(Interface dataset entries)

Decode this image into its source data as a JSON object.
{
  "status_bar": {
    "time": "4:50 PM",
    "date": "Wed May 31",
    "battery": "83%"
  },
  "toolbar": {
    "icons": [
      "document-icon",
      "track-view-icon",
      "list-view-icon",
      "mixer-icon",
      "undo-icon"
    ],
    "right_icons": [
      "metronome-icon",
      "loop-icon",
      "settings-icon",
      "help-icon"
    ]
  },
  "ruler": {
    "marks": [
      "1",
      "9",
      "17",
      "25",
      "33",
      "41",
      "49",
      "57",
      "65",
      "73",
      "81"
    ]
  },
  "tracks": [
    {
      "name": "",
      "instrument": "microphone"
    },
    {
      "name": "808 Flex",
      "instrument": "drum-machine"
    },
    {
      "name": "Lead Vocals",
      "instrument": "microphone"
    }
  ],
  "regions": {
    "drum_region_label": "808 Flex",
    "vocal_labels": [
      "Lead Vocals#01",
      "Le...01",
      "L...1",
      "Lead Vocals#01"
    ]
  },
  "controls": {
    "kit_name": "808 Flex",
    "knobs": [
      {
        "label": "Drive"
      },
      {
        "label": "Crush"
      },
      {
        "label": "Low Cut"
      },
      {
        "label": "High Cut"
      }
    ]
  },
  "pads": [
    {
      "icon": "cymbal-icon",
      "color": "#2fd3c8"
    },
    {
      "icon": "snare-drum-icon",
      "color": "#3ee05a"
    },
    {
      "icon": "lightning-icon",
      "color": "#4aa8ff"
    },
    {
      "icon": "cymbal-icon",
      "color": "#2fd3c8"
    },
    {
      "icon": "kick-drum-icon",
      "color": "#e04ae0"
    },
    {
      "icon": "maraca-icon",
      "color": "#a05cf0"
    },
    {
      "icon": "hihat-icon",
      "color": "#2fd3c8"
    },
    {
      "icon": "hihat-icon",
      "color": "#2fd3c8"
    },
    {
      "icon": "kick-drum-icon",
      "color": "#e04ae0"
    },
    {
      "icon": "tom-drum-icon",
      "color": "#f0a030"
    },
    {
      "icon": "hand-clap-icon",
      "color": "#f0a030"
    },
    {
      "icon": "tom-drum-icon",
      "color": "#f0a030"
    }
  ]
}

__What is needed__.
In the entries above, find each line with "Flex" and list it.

__Output of the task__.
      "name": "808 Flex",
    "drum_region_label": "808 Flex",
    "kit_name": "808 Flex",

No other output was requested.